═════ DATA TO EXAMINE

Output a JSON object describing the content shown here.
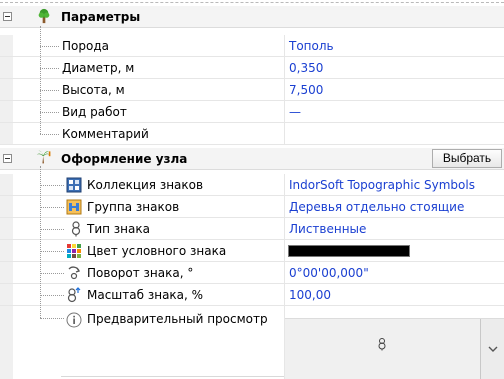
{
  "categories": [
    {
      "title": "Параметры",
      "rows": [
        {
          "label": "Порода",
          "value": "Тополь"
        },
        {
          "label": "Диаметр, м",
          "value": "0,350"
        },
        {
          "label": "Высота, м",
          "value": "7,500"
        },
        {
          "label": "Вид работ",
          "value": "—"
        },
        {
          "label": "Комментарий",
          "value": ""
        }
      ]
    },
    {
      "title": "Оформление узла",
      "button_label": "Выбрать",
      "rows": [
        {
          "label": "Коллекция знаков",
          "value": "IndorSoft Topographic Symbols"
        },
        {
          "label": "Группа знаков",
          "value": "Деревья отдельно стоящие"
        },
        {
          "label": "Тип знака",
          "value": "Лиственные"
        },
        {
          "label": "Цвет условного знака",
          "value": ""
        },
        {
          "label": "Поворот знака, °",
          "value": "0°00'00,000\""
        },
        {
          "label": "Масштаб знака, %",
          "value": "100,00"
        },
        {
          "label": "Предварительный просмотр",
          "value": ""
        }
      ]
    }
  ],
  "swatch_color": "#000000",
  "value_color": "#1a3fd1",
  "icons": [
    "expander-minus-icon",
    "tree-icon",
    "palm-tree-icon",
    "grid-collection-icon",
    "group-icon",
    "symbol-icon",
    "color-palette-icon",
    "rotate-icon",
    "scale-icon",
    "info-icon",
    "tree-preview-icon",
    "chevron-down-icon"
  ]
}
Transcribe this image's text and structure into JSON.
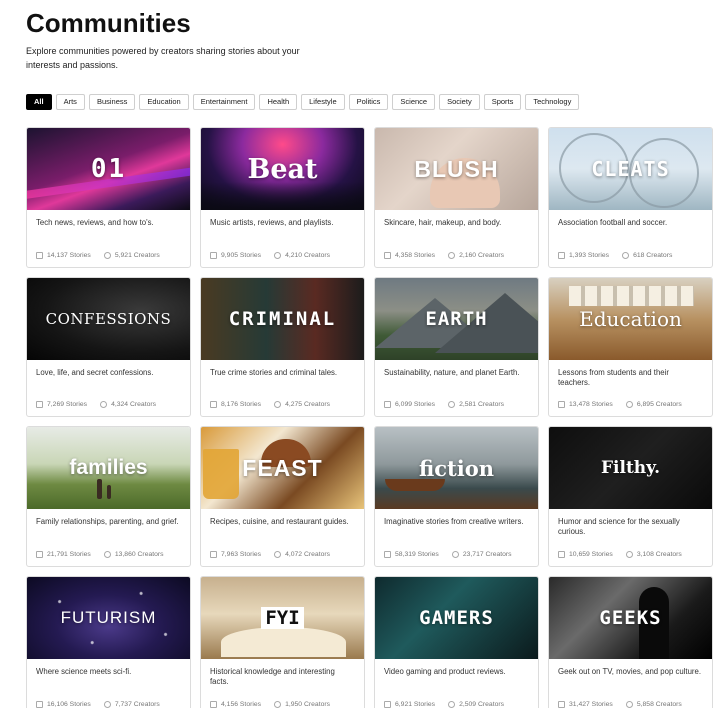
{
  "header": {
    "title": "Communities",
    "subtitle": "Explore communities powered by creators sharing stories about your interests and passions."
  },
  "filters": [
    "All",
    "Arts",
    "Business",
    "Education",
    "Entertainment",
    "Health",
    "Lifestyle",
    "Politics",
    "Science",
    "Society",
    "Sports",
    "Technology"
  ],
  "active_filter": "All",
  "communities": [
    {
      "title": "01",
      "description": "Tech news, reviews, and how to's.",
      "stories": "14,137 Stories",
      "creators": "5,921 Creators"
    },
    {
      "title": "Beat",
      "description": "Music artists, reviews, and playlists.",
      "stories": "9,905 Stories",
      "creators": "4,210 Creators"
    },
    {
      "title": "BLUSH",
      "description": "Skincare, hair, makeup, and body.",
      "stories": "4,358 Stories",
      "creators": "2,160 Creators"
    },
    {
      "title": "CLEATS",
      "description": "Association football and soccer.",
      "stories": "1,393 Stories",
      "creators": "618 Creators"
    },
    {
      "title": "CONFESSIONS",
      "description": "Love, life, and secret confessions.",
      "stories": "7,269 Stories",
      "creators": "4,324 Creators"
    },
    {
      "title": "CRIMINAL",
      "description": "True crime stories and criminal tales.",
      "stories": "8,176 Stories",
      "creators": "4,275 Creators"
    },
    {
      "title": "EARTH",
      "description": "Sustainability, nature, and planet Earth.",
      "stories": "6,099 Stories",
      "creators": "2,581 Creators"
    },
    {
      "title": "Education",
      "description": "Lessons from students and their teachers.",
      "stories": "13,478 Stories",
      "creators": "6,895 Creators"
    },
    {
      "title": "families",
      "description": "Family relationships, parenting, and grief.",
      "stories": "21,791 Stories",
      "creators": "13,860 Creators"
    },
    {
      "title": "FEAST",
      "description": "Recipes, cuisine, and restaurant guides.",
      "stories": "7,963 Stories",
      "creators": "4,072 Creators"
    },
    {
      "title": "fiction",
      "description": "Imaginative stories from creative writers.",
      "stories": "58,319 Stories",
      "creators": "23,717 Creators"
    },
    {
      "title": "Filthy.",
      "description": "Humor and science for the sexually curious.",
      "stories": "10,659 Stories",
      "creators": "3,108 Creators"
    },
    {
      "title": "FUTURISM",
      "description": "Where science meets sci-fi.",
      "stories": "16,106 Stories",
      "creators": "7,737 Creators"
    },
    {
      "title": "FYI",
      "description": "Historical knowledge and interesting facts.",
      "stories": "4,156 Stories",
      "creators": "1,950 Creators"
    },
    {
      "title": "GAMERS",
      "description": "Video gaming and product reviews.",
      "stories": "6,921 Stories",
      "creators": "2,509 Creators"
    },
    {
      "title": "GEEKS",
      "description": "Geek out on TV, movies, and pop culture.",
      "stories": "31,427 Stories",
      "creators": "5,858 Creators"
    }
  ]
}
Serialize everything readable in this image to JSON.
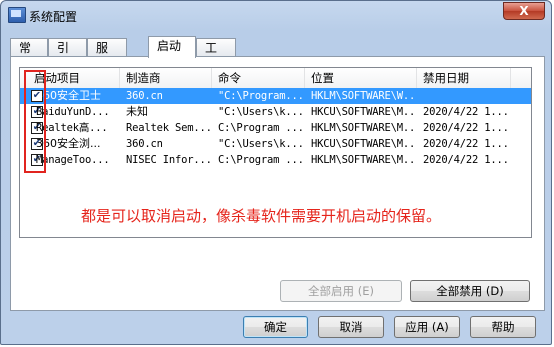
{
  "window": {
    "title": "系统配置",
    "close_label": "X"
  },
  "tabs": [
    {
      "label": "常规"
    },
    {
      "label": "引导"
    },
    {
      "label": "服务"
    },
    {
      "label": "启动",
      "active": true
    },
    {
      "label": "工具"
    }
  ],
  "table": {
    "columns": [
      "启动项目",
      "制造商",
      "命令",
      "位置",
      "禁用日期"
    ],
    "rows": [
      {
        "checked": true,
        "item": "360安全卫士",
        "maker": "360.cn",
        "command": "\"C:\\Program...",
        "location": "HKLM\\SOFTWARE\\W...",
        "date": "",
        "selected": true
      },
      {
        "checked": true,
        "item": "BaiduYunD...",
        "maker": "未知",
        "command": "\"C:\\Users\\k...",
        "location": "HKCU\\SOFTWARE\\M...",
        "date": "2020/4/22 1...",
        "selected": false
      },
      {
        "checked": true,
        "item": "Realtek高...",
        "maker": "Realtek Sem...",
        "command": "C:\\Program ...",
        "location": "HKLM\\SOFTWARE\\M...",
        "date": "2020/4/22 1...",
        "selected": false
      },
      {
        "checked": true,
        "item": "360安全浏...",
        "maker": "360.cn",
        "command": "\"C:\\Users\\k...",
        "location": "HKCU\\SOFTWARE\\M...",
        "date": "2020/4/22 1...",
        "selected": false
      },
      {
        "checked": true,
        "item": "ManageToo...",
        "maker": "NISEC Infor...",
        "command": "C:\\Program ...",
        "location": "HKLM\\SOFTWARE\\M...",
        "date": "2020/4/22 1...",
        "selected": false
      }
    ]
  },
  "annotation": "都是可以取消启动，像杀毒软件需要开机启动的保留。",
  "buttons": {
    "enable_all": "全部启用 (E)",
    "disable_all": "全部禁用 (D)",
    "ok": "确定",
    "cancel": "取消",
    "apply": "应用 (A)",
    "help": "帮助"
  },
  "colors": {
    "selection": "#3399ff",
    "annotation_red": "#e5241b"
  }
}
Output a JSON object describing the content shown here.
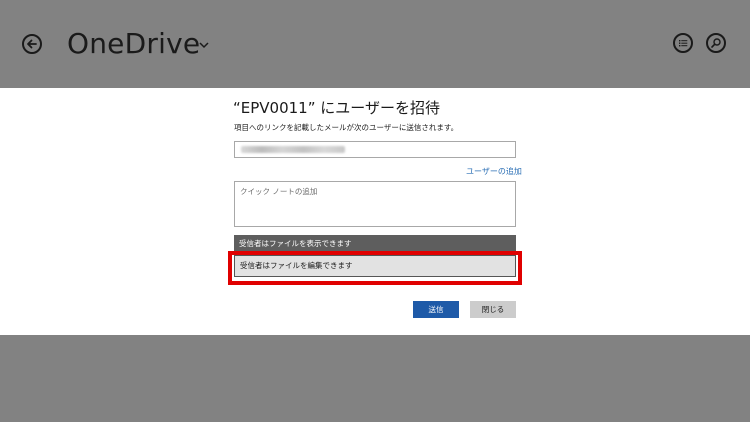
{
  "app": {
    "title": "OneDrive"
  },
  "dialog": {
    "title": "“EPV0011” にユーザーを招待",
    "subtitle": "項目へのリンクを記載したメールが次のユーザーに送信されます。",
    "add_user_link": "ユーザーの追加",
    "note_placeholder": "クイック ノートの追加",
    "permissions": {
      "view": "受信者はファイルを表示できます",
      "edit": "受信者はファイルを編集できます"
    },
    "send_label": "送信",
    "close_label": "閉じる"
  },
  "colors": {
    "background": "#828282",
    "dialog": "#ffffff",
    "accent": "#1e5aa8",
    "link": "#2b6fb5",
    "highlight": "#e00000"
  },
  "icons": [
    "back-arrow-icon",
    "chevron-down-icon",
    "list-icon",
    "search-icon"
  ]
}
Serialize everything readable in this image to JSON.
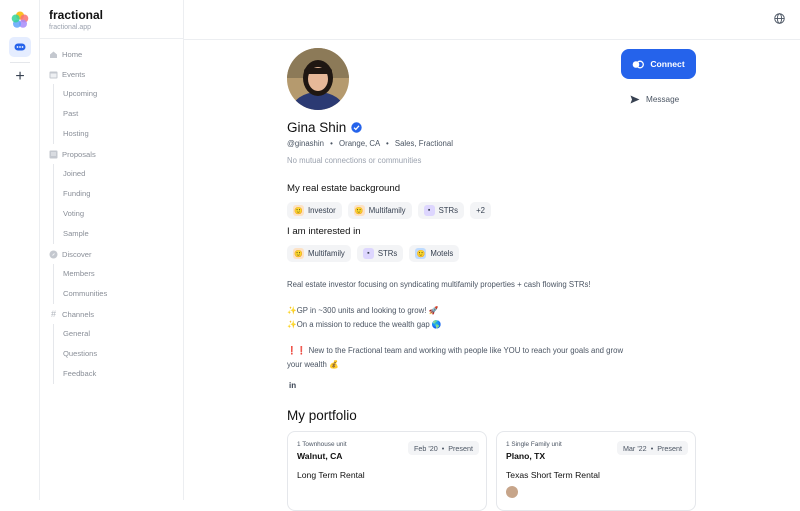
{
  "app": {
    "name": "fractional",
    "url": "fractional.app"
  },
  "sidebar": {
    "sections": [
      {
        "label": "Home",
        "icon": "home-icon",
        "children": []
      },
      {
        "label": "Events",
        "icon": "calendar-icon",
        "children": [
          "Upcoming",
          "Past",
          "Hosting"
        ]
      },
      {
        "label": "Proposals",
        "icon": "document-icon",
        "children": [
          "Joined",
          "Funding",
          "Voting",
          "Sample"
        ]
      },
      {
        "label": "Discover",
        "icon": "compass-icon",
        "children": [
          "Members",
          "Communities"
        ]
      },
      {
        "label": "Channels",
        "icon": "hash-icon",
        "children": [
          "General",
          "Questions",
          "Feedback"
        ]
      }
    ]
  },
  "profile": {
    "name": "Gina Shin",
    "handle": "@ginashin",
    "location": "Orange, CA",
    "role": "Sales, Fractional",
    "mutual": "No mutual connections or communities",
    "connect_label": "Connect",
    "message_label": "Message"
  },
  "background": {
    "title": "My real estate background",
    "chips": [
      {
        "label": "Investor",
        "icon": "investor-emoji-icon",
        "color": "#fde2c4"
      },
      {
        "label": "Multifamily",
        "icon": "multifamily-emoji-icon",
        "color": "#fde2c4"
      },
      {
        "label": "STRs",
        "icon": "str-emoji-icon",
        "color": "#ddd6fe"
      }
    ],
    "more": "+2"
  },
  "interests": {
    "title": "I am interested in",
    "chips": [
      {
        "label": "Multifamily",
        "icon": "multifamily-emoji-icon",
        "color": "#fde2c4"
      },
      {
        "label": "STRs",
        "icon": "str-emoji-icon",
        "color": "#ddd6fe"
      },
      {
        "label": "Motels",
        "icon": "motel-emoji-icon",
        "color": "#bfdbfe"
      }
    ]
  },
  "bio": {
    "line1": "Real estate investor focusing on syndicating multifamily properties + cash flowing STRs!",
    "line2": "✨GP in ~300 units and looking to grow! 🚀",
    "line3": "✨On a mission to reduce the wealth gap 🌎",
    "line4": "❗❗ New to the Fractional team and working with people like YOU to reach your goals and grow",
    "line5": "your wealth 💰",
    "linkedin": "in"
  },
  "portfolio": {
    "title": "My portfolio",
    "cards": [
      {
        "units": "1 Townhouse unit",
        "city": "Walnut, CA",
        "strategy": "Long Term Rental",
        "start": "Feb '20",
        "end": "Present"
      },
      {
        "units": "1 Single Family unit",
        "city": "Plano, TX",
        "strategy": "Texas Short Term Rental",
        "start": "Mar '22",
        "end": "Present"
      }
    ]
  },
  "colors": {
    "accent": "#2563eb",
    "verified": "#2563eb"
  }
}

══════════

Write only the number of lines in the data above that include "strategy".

TASK ANSWER:
2